2014/04/09 11:45:23 CEST

Official description of Heartbleed.

Quoting de Raadt on misc@, April 08 2014:

So years ago we added exploit mitigations counter measures to libc malloc and mmap, so that a variety of bugs can be exposed. Such memory accesses will cause an immediate crash, or even a core dump, then the bug can be analyed, and fixed forever.

Some other debugging toolkits get them too. To a large extent these come with almost no performance cost.

But around that time OpenSSL adds a wrapper around malloc & free so that the library will cache memory on it's own, and not free it to the protective malloc.

You can find the comment in their sources ...

#ifndef OPENSSLNOBUF_FREELISTS
/* On some platforms, malloc() performance is bad enough that you can't just

OH, because SOME platforms have slow performance, it means even if you build protective technology into malloc() and free(), it will be ineffective. On ALL PLATFORMS, because that option is the default, and Ted's tests show you can't turn it off because they haven't tested without it in ages.

So then a bug shows up which leaks the content of memory mishandled by that layer.

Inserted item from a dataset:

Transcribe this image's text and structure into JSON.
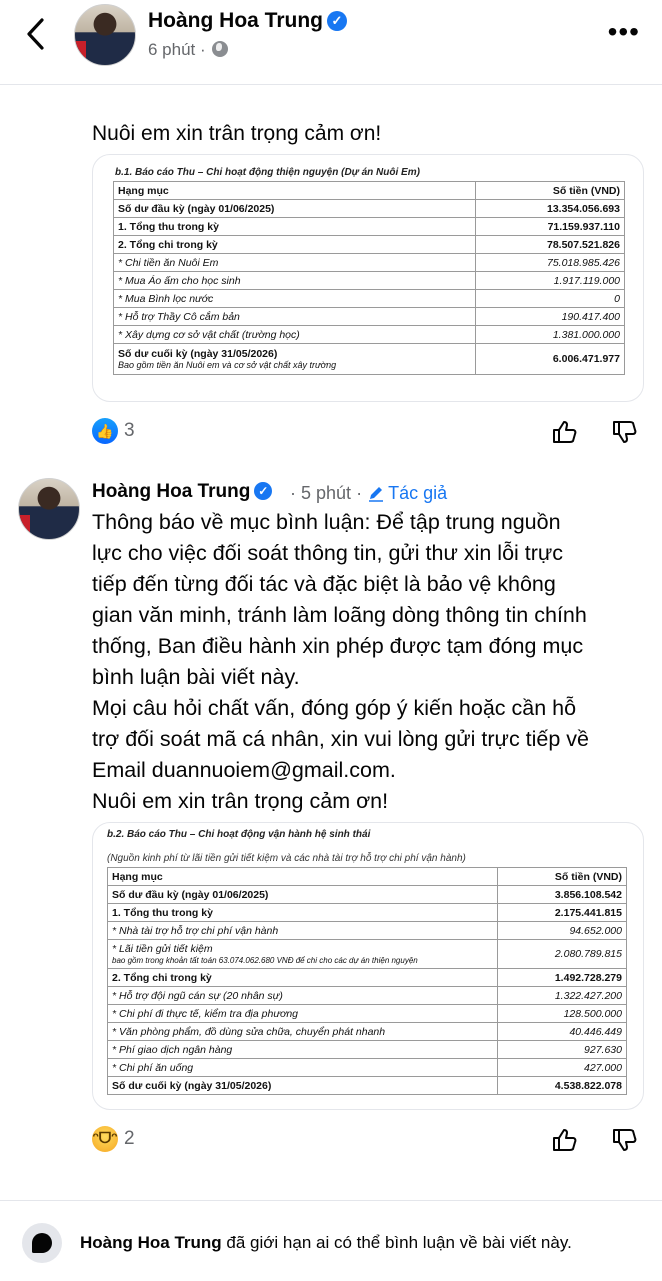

If the memoory had been properly returned via free, it would likely have been handed to munmap, and triggered a daemon crash instead of leaking your keys.

OpenSSL is not developed by a responsible team.

And the details by Ted Unangst are worth reading.

Another interesting thing to monitor: how many operators will actually issue a password change request after fixing the vulnerability, like Ars did? How many silent fixes will there be?

This being said, everyone seems to focus on updating servers, but what about clients? They are vulnerable too.

Tags security heartbleed